House Passes Law Making Lynching a Federal Hate Crime
After 120 years and nearly 200 failed efforts, the U.S. House of Representatives finally passed a bill Wednesday making lynching a federal hate crime.
The vote was 210 to 4. The Senate unanimously passed similar legislation last year. It now goes to President Donald Trump for his signature.
A number of House members took to the floor before the vote to point out how long overdue the law is, but saying it is never too late to do the right thing.
White mobs used lynching to terrorize African-Americans from the 1800s to well into the 20th century. In some towns, whites would treat lynchings as a family outing and social gathering. People young and old would sometimes pose next to the victim hanging from a tree.
The anti-lynching law was named for Emmett Till, the 14-year-old African American from Chicago who was kidnapped, tortured and murdered in 1955 by two white men who accused him of whistling at a white woman in a Mississippi grocery store.
Till’s coffin was left open at his funeral because his mother said she wanted the world to see what racism looks like.
A number of black newspapers and magazines printed pictures of Till’s horribly distorted and mutilated corpse, sickening nearly everyone who saw it and adding fuel to the civil rights movement.
An all-white jury acquitted the two suspects of the murder. Both later confessed before they died.
The first anti-lynching bill was brought before Congress in 1901. Nearly 200 other bills that would make it a federal crime failed to pass.
Four lawmakers — three Republicans and one independent — voted against the bill Wednesday.

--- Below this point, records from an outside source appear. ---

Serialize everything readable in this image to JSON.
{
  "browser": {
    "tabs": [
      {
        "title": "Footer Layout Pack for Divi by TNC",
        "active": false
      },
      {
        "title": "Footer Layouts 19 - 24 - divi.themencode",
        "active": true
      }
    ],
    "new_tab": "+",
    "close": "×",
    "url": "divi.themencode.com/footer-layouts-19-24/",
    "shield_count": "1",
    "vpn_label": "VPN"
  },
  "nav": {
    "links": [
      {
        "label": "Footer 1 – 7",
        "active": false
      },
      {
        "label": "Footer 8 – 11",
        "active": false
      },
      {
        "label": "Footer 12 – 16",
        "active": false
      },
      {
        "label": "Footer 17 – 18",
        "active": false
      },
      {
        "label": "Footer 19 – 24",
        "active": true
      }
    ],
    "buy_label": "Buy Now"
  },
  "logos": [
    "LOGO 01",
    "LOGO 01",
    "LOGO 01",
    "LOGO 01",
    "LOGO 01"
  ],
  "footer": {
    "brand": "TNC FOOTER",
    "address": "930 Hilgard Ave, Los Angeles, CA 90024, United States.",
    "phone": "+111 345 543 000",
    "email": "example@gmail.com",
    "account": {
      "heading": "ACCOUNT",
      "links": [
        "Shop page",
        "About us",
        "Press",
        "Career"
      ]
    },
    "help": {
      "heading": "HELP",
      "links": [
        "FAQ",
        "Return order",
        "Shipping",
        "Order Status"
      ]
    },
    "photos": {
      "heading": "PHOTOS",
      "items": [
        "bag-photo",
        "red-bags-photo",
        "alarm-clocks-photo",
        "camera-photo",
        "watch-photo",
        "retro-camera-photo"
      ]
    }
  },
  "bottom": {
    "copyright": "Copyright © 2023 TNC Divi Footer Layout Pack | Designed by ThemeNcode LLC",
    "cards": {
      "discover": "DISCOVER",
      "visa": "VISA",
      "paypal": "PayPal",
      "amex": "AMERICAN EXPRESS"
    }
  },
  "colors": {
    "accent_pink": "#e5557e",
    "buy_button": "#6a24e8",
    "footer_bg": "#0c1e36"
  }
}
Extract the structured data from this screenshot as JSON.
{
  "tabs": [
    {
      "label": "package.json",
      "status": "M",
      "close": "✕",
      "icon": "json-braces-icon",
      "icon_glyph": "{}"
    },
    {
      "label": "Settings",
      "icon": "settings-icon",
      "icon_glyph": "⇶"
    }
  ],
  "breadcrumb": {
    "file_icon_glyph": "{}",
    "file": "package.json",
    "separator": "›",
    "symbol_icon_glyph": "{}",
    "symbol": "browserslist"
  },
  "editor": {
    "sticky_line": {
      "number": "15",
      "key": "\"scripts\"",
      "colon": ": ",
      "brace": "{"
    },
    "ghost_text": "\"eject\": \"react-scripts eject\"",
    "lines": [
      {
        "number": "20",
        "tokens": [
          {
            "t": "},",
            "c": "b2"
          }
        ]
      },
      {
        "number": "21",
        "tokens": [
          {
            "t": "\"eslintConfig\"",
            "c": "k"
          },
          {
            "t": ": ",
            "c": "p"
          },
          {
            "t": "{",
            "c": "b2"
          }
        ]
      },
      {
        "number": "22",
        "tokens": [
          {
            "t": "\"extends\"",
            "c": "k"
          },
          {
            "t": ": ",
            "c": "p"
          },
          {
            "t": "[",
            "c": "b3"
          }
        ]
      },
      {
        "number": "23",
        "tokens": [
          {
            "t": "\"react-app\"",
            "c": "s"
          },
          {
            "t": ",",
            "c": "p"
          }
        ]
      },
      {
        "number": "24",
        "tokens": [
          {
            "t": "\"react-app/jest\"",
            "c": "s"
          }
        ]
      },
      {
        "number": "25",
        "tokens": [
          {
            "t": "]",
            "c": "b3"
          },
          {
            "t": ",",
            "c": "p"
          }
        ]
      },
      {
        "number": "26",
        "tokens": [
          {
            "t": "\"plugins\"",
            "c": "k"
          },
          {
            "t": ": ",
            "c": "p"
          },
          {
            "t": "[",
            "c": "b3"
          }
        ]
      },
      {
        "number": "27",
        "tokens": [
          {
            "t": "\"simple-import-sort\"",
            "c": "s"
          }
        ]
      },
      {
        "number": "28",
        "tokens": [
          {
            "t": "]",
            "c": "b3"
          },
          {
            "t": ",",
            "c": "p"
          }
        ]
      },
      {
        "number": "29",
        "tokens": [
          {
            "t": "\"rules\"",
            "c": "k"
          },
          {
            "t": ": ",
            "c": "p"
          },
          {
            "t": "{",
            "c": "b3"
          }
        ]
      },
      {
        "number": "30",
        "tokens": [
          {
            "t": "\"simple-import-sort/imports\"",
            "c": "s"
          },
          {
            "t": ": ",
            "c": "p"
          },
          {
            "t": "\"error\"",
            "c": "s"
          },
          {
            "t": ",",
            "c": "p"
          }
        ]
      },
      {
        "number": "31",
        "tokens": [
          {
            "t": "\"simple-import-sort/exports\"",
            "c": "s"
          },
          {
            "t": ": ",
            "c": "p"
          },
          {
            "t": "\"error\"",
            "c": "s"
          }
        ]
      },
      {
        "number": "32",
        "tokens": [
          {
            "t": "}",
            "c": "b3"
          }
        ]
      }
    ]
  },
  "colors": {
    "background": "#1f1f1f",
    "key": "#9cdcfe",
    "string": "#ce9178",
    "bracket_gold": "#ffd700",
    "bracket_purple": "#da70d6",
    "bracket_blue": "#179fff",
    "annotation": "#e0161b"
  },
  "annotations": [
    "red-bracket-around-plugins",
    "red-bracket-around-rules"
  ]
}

They include Texas Republican Louis Gohmert who said he believes such a crime should be prosecuted by the states, including Texas where Gohmert said, lynching someone would mean the death penalty.